Located off Gilgit, this seventh-century archaeological site comprises a carved image of a large standing Buddha on the cliff in Karghah Nala. Nearby locales include Barmas village and Rakaposhi mountain. From the 3rd century to the 11th century, Gilgit was a Buddhist centre. A few metres away, a Buddhist monastery and three stupas containing Sanskrit manuscripts were also found during an excavation in 1931. However, as per a local legend, the 50-feet-high figure is a man-eating witch who terrorised the residents and was ultimately pinned to the cliff by a pir.
Ali Baig gurdwara
A popular place of worship for Sikhs in Ali Baig village, the gurdwara was turned into the Muhammad Yaqoob Shaheed High School for Girls, as per a report by Pakistani archaeologists during the 2014 study.
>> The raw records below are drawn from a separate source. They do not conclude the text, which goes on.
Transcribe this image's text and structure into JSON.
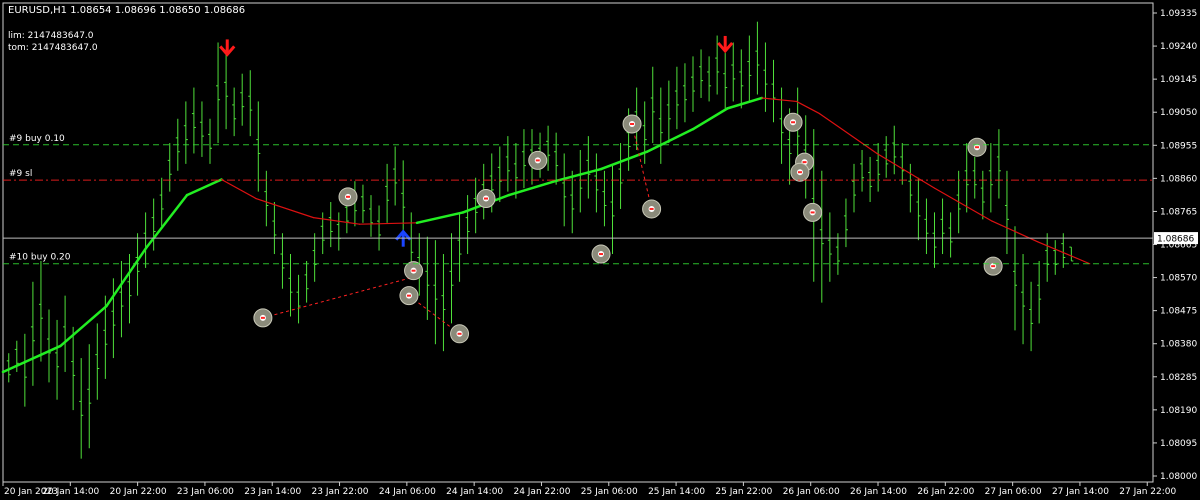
{
  "header": {
    "symbol_info": "EURUSD,H1  1.08654 1.08696 1.08650 1.08686",
    "lim": "lim: 2147483647.0",
    "tom": "tom: 2147483647.0"
  },
  "colors": {
    "background": "#000000",
    "candle": "#4fe03a",
    "grid": "#1e4a1e",
    "ma_up": "#22ee22",
    "ma_down": "#dd1111",
    "order_line": "#33dd33",
    "stop_line": "#ff2222",
    "arrow_down": "#ff1a1a",
    "arrow_up": "#1a44ff",
    "axis_text": "#ffffff",
    "current_price_bg": "#ffffff"
  },
  "chart_data": {
    "type": "candlestick",
    "symbol": "EURUSD",
    "timeframe": "H1",
    "ylim": [
      1.08,
      1.0938
    ],
    "price_ticks": [
      "1.09335",
      "1.09240",
      "1.09145",
      "1.09050",
      "1.08955",
      "1.08860",
      "1.08765",
      "1.08665",
      "1.08570",
      "1.08475",
      "1.08380",
      "1.08285",
      "1.08190",
      "1.08095",
      "1.08000"
    ],
    "time_labels": [
      "20 Jan 2023",
      "20 Jan 14:00",
      "20 Jan 22:00",
      "23 Jan 06:00",
      "23 Jan 14:00",
      "23 Jan 22:00",
      "24 Jan 06:00",
      "24 Jan 14:00",
      "24 Jan 22:00",
      "25 Jan 06:00",
      "25 Jan 14:00",
      "25 Jan 22:00",
      "26 Jan 06:00",
      "26 Jan 14:00",
      "26 Jan 22:00",
      "27 Jan 06:00",
      "27 Jan 14:00",
      "27 Jan 22:00"
    ],
    "current_price": "1.08686",
    "horizontal_levels": [
      {
        "label": "#9 buy 0.10",
        "price": 1.08955,
        "style": "dashed",
        "color": "order"
      },
      {
        "label": "#9 sl",
        "price": 1.08853,
        "style": "dashdot",
        "color": "stop"
      },
      {
        "label": "#10 buy 0.20",
        "price": 1.08612,
        "style": "dashed",
        "color": "order"
      }
    ],
    "ma_line": [
      [
        0,
        1.083
      ],
      [
        0.05,
        1.08375
      ],
      [
        0.09,
        1.0849
      ],
      [
        0.125,
        1.0866
      ],
      [
        0.16,
        1.0881
      ],
      [
        0.19,
        1.08855
      ],
      [
        0.22,
        1.088
      ],
      [
        0.27,
        1.08745
      ],
      [
        0.31,
        1.08726
      ],
      [
        0.36,
        1.0873
      ],
      [
        0.4,
        1.0876
      ],
      [
        0.44,
        1.0881
      ],
      [
        0.48,
        1.0885
      ],
      [
        0.52,
        1.08885
      ],
      [
        0.56,
        1.08935
      ],
      [
        0.6,
        1.09
      ],
      [
        0.63,
        1.0906
      ],
      [
        0.66,
        1.0909
      ],
      [
        0.69,
        1.0908
      ],
      [
        0.71,
        1.09045
      ],
      [
        0.76,
        1.0893
      ],
      [
        0.81,
        1.0883
      ],
      [
        0.86,
        1.08735
      ],
      [
        0.9,
        1.08675
      ],
      [
        0.945,
        1.08612
      ]
    ],
    "ma_down_from": 0.19,
    "ma_up_from": 0.36,
    "ma_down_from_2": 0.655,
    "candles": [
      [
        0.005,
        1.08354,
        1.0827
      ],
      [
        0.012,
        1.0839,
        1.083
      ],
      [
        0.019,
        1.0841,
        1.082
      ],
      [
        0.026,
        1.0856,
        1.0826
      ],
      [
        0.033,
        1.0862,
        1.0833
      ],
      [
        0.04,
        1.0848,
        1.0827
      ],
      [
        0.047,
        1.0845,
        1.0822
      ],
      [
        0.054,
        1.0852,
        1.083
      ],
      [
        0.061,
        1.0843,
        1.0819
      ],
      [
        0.068,
        1.0834,
        1.0805
      ],
      [
        0.075,
        1.0838,
        1.0808
      ],
      [
        0.082,
        1.0844,
        1.0822
      ],
      [
        0.089,
        1.0852,
        1.0828
      ],
      [
        0.096,
        1.0857,
        1.0834
      ],
      [
        0.103,
        1.0862,
        1.084
      ],
      [
        0.11,
        1.0864,
        1.0844
      ],
      [
        0.117,
        1.087,
        1.0852
      ],
      [
        0.124,
        1.0876,
        1.086
      ],
      [
        0.131,
        1.088,
        1.0865
      ],
      [
        0.138,
        1.0886,
        1.0872
      ],
      [
        0.145,
        1.0896,
        1.0882
      ],
      [
        0.152,
        1.0903,
        1.0888
      ],
      [
        0.159,
        1.0908,
        1.089
      ],
      [
        0.166,
        1.0912,
        1.0893
      ],
      [
        0.173,
        1.0908,
        1.0892
      ],
      [
        0.18,
        1.0903,
        1.089
      ],
      [
        0.187,
        1.0925,
        1.0896
      ],
      [
        0.194,
        1.0923,
        1.09
      ],
      [
        0.201,
        1.0912,
        1.0898
      ],
      [
        0.208,
        1.0916,
        1.0901
      ],
      [
        0.215,
        1.0917,
        1.0898
      ],
      [
        0.222,
        1.0908,
        1.0882
      ],
      [
        0.229,
        1.0888,
        1.0872
      ],
      [
        0.236,
        1.0879,
        1.0864
      ],
      [
        0.243,
        1.087,
        1.0854
      ],
      [
        0.25,
        1.0864,
        1.0846
      ],
      [
        0.257,
        1.0858,
        1.0844
      ],
      [
        0.264,
        1.0862,
        1.085
      ],
      [
        0.271,
        1.087,
        1.0856
      ],
      [
        0.278,
        1.0876,
        1.0864
      ],
      [
        0.285,
        1.0879,
        1.0866
      ],
      [
        0.292,
        1.0876,
        1.0865
      ],
      [
        0.299,
        1.0881,
        1.087
      ],
      [
        0.306,
        1.0885,
        1.0872
      ],
      [
        0.313,
        1.0884,
        1.0873
      ],
      [
        0.32,
        1.0881,
        1.0869
      ],
      [
        0.327,
        1.0878,
        1.0865
      ],
      [
        0.334,
        1.089,
        1.0873
      ],
      [
        0.341,
        1.0895,
        1.0878
      ],
      [
        0.348,
        1.0891,
        1.0868
      ],
      [
        0.355,
        1.0876,
        1.0857
      ],
      [
        0.362,
        1.087,
        1.0852
      ],
      [
        0.369,
        1.0869,
        1.0845
      ],
      [
        0.376,
        1.0868,
        1.0838
      ],
      [
        0.383,
        1.0864,
        1.0836
      ],
      [
        0.39,
        1.087,
        1.0844
      ],
      [
        0.397,
        1.0876,
        1.0856
      ],
      [
        0.404,
        1.0881,
        1.0864
      ],
      [
        0.411,
        1.0886,
        1.087
      ],
      [
        0.418,
        1.089,
        1.0874
      ],
      [
        0.425,
        1.0893,
        1.0876
      ],
      [
        0.432,
        1.0895,
        1.0879
      ],
      [
        0.439,
        1.0898,
        1.0882
      ],
      [
        0.446,
        1.0896,
        1.088
      ],
      [
        0.453,
        1.09,
        1.0883
      ],
      [
        0.46,
        1.09,
        1.0884
      ],
      [
        0.467,
        1.0899,
        1.0886
      ],
      [
        0.474,
        1.0901,
        1.0888
      ],
      [
        0.481,
        1.0899,
        1.0884
      ],
      [
        0.488,
        1.0893,
        1.0872
      ],
      [
        0.495,
        1.0888,
        1.087
      ],
      [
        0.502,
        1.0894,
        1.0876
      ],
      [
        0.509,
        1.0898,
        1.088
      ],
      [
        0.516,
        1.0893,
        1.0876
      ],
      [
        0.523,
        1.0888,
        1.0872
      ],
      [
        0.53,
        1.089,
        1.0864
      ],
      [
        0.537,
        1.0896,
        1.0877
      ],
      [
        0.544,
        1.0906,
        1.0888
      ],
      [
        0.551,
        1.0912,
        1.0894
      ],
      [
        0.558,
        1.0908,
        1.089
      ],
      [
        0.565,
        1.0918,
        1.0896
      ],
      [
        0.572,
        1.0912,
        1.089
      ],
      [
        0.579,
        1.0914,
        1.0896
      ],
      [
        0.586,
        1.0918,
        1.09
      ],
      [
        0.593,
        1.0919,
        1.0902
      ],
      [
        0.6,
        1.0921,
        1.0905
      ],
      [
        0.607,
        1.0923,
        1.0909
      ],
      [
        0.614,
        1.0921,
        1.0908
      ],
      [
        0.621,
        1.0927,
        1.091
      ],
      [
        0.628,
        1.0922,
        1.0906
      ],
      [
        0.635,
        1.0925,
        1.0908
      ],
      [
        0.642,
        1.0923,
        1.0906
      ],
      [
        0.649,
        1.0927,
        1.0908
      ],
      [
        0.656,
        1.0931,
        1.091
      ],
      [
        0.663,
        1.0925,
        1.0905
      ],
      [
        0.67,
        1.092,
        1.0902
      ],
      [
        0.677,
        1.0912,
        1.089
      ],
      [
        0.684,
        1.0906,
        1.0884
      ],
      [
        0.691,
        1.0912,
        1.0888
      ],
      [
        0.698,
        1.0904,
        1.088
      ],
      [
        0.705,
        1.09,
        1.0856
      ],
      [
        0.712,
        1.0888,
        1.085
      ],
      [
        0.719,
        1.0876,
        1.0856
      ],
      [
        0.726,
        1.087,
        1.0858
      ],
      [
        0.733,
        1.088,
        1.0866
      ],
      [
        0.74,
        1.089,
        1.0876
      ],
      [
        0.747,
        1.0894,
        1.0882
      ],
      [
        0.754,
        1.0892,
        1.0879
      ],
      [
        0.761,
        1.0896,
        1.0882
      ],
      [
        0.768,
        1.0898,
        1.0886
      ],
      [
        0.775,
        1.0901,
        1.0887
      ],
      [
        0.782,
        1.0896,
        1.0884
      ],
      [
        0.789,
        1.089,
        1.0876
      ],
      [
        0.796,
        1.0886,
        1.0868
      ],
      [
        0.803,
        1.088,
        1.0864
      ],
      [
        0.81,
        1.0876,
        1.086
      ],
      [
        0.817,
        1.088,
        1.0864
      ],
      [
        0.824,
        1.0876,
        1.0863
      ],
      [
        0.831,
        1.0888,
        1.087
      ],
      [
        0.838,
        1.0896,
        1.0876
      ],
      [
        0.845,
        1.0892,
        1.088
      ],
      [
        0.852,
        1.0888,
        1.0874
      ],
      [
        0.859,
        1.0896,
        1.0876
      ],
      [
        0.866,
        1.09,
        1.088
      ],
      [
        0.873,
        1.0888,
        1.0864
      ],
      [
        0.88,
        1.0872,
        1.0842
      ],
      [
        0.887,
        1.0864,
        1.0838
      ],
      [
        0.894,
        1.0856,
        1.0836
      ],
      [
        0.901,
        1.0862,
        1.0844
      ],
      [
        0.908,
        1.087,
        1.0856
      ],
      [
        0.915,
        1.0868,
        1.0858
      ],
      [
        0.922,
        1.087,
        1.086
      ],
      [
        0.929,
        1.0866,
        1.0862
      ]
    ],
    "markers": [
      {
        "name": "sell-arrow-1",
        "kind": "arrow_down",
        "x": 0.195,
        "price": 1.0923
      },
      {
        "name": "sell-arrow-2",
        "kind": "arrow_down",
        "x": 0.628,
        "price": 1.0924
      },
      {
        "name": "buy-arrow-1",
        "kind": "arrow_up",
        "x": 0.348,
        "price": 1.0869
      },
      {
        "name": "trade-circle-1",
        "kind": "circle",
        "x": 0.226,
        "price": 1.08456
      },
      {
        "name": "trade-circle-2",
        "kind": "circle",
        "x": 0.3,
        "price": 1.08805
      },
      {
        "name": "trade-circle-3",
        "kind": "circle",
        "x": 0.353,
        "price": 1.0852
      },
      {
        "name": "trade-circle-4",
        "kind": "circle",
        "x": 0.357,
        "price": 1.08592
      },
      {
        "name": "trade-circle-5",
        "kind": "circle",
        "x": 0.397,
        "price": 1.0841
      },
      {
        "name": "trade-circle-6",
        "kind": "circle",
        "x": 0.42,
        "price": 1.088
      },
      {
        "name": "trade-circle-7",
        "kind": "circle",
        "x": 0.465,
        "price": 1.0891
      },
      {
        "name": "trade-circle-8",
        "kind": "circle",
        "x": 0.52,
        "price": 1.0864
      },
      {
        "name": "trade-circle-9",
        "kind": "circle",
        "x": 0.547,
        "price": 1.09015
      },
      {
        "name": "trade-circle-10",
        "kind": "circle",
        "x": 0.564,
        "price": 1.0877
      },
      {
        "name": "trade-circle-11",
        "kind": "circle",
        "x": 0.687,
        "price": 1.0902
      },
      {
        "name": "trade-circle-12",
        "kind": "circle",
        "x": 0.697,
        "price": 1.08905
      },
      {
        "name": "trade-circle-13",
        "kind": "circle",
        "x": 0.693,
        "price": 1.08876
      },
      {
        "name": "trade-circle-14",
        "kind": "circle",
        "x": 0.704,
        "price": 1.0876
      },
      {
        "name": "trade-circle-15",
        "kind": "circle",
        "x": 0.847,
        "price": 1.08948
      },
      {
        "name": "trade-circle-16",
        "kind": "circle",
        "x": 0.861,
        "price": 1.08605
      }
    ],
    "trade_links": [
      [
        0.226,
        1.08456,
        0.353,
        1.0857
      ],
      [
        0.353,
        1.0852,
        0.397,
        1.0841
      ],
      [
        0.353,
        1.0857,
        0.357,
        1.08592
      ],
      [
        0.547,
        1.09015,
        0.564,
        1.0877
      ]
    ]
  }
}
Located on the northeastern side of the Mirpur-Jhelum link road in Bhimber tehsil, the three-storey building also served as a refugee camp for three years, then a police station, a soap factory and a primary school for girls. The gurdwara’s domes have been decorated with lotus flowers and can be seen from a distance.
Fountains and Gardens of Khuiratta
Khuiratta is situated in Kotli district, just 7 km away from the Line of Control. Khuiratta and its surrounding areas are very popular among local tourists, with the shrine of Mai Totti Sahiba a venue for an annual three-day fair. People from Kotli and other adjoining districts attend the festival in spring to watch sports, animal parades and horticultural displays. The area has a number of natural springs and waterfalls. It is believed to have been an important place of worship for Hindus during ancient times.
Red Fort, Muzaffarabad
Known among the locals as Rutta Qila or just qila, this site in Muzaffarabad was built by the Chak rulers, who anticipated threat to the city from the Mughals. The construction began in 1559. However, the Mughals annexed Kashmir in 1587, and the fort lost its importance. Later, its construction was completed in 1646 by Muzaffar Khan of the Bomba Dynasty, the founder of Muzaffarabad. Its architecture shows great craftsmanship, but most of the fort’s relics were stolen and a large portion was destroyed during the 2005 earthquake.
Located on a hilltop on the banks of the Mangla Dam lake, the fort is accessible through boat from Dina town, or an 80-km road trip from Mirpur. The three sides of the hilltop are surrounded by the Jhelum River, which falls into the huge reservoir of Mangla Dam. It was built in the 16-17th century by a Gakhar named Toglu as recorded by traveller and geologist Frederick Drew in his book. Gakhars were a clan from the region renowned for their skill in building forts and fortified cities.
The much-revered Hindu temple, located in the Neelum Valley, is an ancient centre of learning dedicated to the Hindu goddess Sharada. There used to be an annual pilgrimage by Kashmiri Pandits to Sharada Peeth, but it was stopped after Independence. In fact, at the inauguration of the exhibition at the NMA, Minister of State in Prime Minister’s Office, Jitendra Singh, said, “Like (in the case of) Kartarpur, ministries concerned will take up the issue with Pakistan to see if this yatra can be resumed.” The temple-university played a key role in the popularisation of the Sharada script in North India, and Kashmir was sometimes called Sharada Desh because of its influence as a centre of learning. Its origins are uncertain — while some historians believe it was built under the Kushan Empire in the first century, others say it was built by Lalitaditya of the Karkota dynasty.